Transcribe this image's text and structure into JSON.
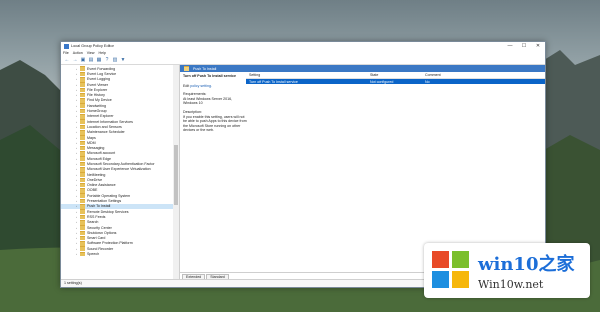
{
  "window": {
    "title": "Local Group Policy Editor",
    "min": "—",
    "max": "☐",
    "close": "✕"
  },
  "menu": [
    "File",
    "Action",
    "View",
    "Help"
  ],
  "tree": {
    "items": [
      "Event Forwarding",
      "Event Log Service",
      "Event Logging",
      "Event Viewer",
      "File Explorer",
      "File History",
      "Find My Device",
      "Handwriting",
      "HomeGroup",
      "Internet Explorer",
      "Internet Information Services",
      "Location and Sensors",
      "Maintenance Scheduler",
      "Maps",
      "MDM",
      "Messaging",
      "Microsoft account",
      "Microsoft Edge",
      "Microsoft Secondary Authentication Factor",
      "Microsoft User Experience Virtualization",
      "NetMeeting",
      "OneDrive",
      "Online Assistance",
      "OOBE",
      "Portable Operating System",
      "Presentation Settings",
      "Push To Install",
      "Remote Desktop Services",
      "RSS Feeds",
      "Search",
      "Security Center",
      "Shutdown Options",
      "Smart Card",
      "Software Protection Platform",
      "Sound Recorder",
      "Speech"
    ],
    "selected": "Push To Install"
  },
  "panel": {
    "header": "Push To Install",
    "policy_title": "Turn off Push To Install service",
    "edit_prefix": "Edit",
    "edit_link": "policy setting.",
    "req_label": "Requirements:",
    "req_text": "At least Windows Server 2016, Windows 10",
    "desc_label": "Description:",
    "desc_text": "If you enable this setting, users will not be able to push Apps to this device from the Microsoft Store running on other devices or the web."
  },
  "grid": {
    "headers": [
      "Setting",
      "State",
      "Comment"
    ],
    "rows": [
      {
        "setting": "Turn off Push To Install service",
        "state": "Not configured",
        "comment": "No"
      }
    ]
  },
  "tabs": [
    "Extended",
    "Standard"
  ],
  "status": "1 setting(s)",
  "watermark": {
    "brand": "win10之家",
    "site": "Win10w.net"
  }
}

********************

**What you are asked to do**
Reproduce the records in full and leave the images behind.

**Response**
Transcribe this image's text and structure into JSON.
{
  "window": {
    "title": "Local Group Policy Editor",
    "min": "—",
    "max": "☐",
    "close": "✕"
  },
  "menu": [
    "File",
    "Action",
    "View",
    "Help"
  ],
  "tree": {
    "items": [
      "Event Forwarding",
      "Event Log Service",
      "Event Logging",
      "Event Viewer",
      "File Explorer",
      "File History",
      "Find My Device",
      "Handwriting",
      "HomeGroup",
      "Internet Explorer",
      "Internet Information Services",
      "Location and Sensors",
      "Maintenance Scheduler",
      "Maps",
      "MDM",
      "Messaging",
      "Microsoft account",
      "Microsoft Edge",
      "Microsoft Secondary Authentication Factor",
      "Microsoft User Experience Virtualization",
      "NetMeeting",
      "OneDrive",
      "Online Assistance",
      "OOBE",
      "Portable Operating System",
      "Presentation Settings",
      "Push To Install",
      "Remote Desktop Services",
      "RSS Feeds",
      "Search",
      "Security Center",
      "Shutdown Options",
      "Smart Card",
      "Software Protection Platform",
      "Sound Recorder",
      "Speech"
    ],
    "selected": "Push To Install"
  },
  "panel": {
    "header": "Push To Install",
    "policy_title": "Turn off Push To Install service",
    "edit_prefix": "Edit",
    "edit_link": "policy setting.",
    "req_label": "Requirements:",
    "req_text": "At least Windows Server 2016, Windows 10",
    "desc_label": "Description:",
    "desc_text": "If you enable this setting, users will not be able to push Apps to this device from the Microsoft Store running on other devices or the web."
  },
  "grid": {
    "headers": [
      "Setting",
      "State",
      "Comment"
    ],
    "rows": [
      {
        "setting": "Turn off Push To Install service",
        "state": "Not configured",
        "comment": "No"
      }
    ]
  },
  "tabs": [
    "Extended",
    "Standard"
  ],
  "status": "1 setting(s)",
  "watermark": {
    "brand": "win10之家",
    "site": "Win10w.net"
  }
}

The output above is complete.